The TSX gained a point in late day trading, with a rise in the financials and tech sectors offset by drops in the exchange’s heavily traded marijuana stocks and aerospace giant Bombardier.

Bombardier was the most actively traded company on the index and fell 6.6 percent.

The health care sector back-stepped three percent, led lower by Aurora Cannabis, Aphria, and Canopy Growth which lost between six and 8.7 percent.

The energy sector dropped a quarter of a percent despite a rise in oil.

The price of oil jumped $1.19 to $51.61 US a barrel, pushed higher by a broad-based rally in U.S. stocks on Cyber Monday, as well as a smaller-than-expected rise in key U.S. crude stockpiles, according to Bloomberg.

Meanwhile, General Motors announced plans to halt production at five of its automotive plants, including in Oshawa, Ont.

The automaker also said that it is cutting its salaried contract staff by 15 percent, including a quarter of its salaried executives.

In a release, GM said it is “transforming its global workforce to ensure it has the right skill sets for today and the future, while driving efficiencies through the utilization of best-in-class tools.”

Later in the release, GM said the layoffs are expected to account in $3 billion to $3.8 billion in savings, including up to $1.8 billion of non-cash accelerated asset write-downs and pension charges, and up to $2 billion of employee-related and other cash-based expenses.

GM’s stock rose 4.7 percent today.

In New York, the Dow climbed 354 points, led by a strong push from the index’s financials sector.

Bellwethers Caterpillar, Nike, and Microsoft were all solidly in the green.

The Nasdaq also moved 142 points higher with Amazon, Facebook, and Tesla rising between 3.5 and 6.1 percent.

Amazon’s stock surged 5.2 percent on America’s biggest online shopping day of the year.

Gold and the Canadian dollar dipped slightly as the greenback strengthened.

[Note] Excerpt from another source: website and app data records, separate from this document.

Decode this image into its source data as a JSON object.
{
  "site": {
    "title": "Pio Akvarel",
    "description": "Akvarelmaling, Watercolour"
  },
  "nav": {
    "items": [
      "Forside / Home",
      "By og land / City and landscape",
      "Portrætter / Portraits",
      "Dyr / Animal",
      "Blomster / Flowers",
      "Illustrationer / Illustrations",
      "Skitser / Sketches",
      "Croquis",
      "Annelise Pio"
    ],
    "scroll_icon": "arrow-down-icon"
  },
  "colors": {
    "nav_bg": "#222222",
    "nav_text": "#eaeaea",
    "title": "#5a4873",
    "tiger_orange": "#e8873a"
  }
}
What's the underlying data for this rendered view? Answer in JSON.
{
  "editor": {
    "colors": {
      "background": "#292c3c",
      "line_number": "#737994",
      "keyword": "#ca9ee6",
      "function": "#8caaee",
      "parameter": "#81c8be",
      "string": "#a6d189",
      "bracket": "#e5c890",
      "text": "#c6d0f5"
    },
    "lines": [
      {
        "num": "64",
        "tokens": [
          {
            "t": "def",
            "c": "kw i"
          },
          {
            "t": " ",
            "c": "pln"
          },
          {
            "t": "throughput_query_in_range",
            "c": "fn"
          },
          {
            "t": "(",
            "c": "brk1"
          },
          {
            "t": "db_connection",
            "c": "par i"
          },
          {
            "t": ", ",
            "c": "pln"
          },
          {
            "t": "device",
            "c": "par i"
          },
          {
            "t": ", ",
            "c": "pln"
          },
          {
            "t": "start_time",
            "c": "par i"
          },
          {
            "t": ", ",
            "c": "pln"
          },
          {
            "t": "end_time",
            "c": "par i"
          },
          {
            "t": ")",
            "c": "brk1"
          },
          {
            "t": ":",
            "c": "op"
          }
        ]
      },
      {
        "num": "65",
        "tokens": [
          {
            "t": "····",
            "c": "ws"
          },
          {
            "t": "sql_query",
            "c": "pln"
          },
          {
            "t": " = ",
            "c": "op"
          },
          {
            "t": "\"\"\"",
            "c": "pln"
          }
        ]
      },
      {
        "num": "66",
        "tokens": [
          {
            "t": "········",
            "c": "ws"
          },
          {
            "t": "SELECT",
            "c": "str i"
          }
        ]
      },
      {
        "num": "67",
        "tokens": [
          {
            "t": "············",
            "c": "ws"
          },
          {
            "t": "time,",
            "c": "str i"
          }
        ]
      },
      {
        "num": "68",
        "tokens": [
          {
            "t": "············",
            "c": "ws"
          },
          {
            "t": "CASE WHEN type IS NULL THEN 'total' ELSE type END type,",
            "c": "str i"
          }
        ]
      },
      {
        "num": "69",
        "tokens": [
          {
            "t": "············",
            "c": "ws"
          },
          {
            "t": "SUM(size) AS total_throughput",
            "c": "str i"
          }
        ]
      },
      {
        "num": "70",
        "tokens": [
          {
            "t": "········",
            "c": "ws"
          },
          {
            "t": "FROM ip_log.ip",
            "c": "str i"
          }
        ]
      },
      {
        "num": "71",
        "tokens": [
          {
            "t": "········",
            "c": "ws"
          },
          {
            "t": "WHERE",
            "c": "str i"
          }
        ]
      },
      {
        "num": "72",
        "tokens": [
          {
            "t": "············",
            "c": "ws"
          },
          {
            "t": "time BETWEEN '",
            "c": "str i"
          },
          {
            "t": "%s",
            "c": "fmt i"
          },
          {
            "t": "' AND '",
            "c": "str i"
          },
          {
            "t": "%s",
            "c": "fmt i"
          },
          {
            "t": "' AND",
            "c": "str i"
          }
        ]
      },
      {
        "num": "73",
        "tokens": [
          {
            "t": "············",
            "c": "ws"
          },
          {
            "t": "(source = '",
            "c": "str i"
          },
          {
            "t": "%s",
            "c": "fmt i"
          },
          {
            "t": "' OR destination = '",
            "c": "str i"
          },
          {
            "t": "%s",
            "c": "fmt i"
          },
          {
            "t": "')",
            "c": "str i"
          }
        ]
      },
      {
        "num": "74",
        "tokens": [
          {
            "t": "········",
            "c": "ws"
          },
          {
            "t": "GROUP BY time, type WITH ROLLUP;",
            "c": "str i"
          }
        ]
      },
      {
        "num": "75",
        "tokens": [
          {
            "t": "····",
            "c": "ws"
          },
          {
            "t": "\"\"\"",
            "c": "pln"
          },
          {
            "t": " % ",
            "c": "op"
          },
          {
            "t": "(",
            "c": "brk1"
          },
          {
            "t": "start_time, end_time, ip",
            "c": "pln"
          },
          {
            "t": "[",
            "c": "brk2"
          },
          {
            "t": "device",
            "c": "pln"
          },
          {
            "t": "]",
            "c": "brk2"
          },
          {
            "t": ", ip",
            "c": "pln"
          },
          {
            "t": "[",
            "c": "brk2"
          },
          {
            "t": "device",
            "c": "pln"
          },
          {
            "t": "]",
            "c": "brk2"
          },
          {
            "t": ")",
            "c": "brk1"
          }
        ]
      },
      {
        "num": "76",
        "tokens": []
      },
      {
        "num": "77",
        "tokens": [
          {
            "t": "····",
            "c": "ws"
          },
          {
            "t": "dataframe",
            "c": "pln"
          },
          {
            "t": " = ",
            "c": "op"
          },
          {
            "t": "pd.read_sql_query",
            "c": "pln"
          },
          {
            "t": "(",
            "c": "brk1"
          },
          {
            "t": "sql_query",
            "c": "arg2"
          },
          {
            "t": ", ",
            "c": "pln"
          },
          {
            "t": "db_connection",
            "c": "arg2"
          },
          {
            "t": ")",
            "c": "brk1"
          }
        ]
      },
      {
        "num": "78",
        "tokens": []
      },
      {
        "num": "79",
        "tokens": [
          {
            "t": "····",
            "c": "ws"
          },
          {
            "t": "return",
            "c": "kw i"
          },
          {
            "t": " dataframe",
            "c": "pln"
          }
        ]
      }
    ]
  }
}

The loonie edged 14/100ths of a cent lower to $0.7541 US while gold dropped $1.00 to $1,222 an ounce.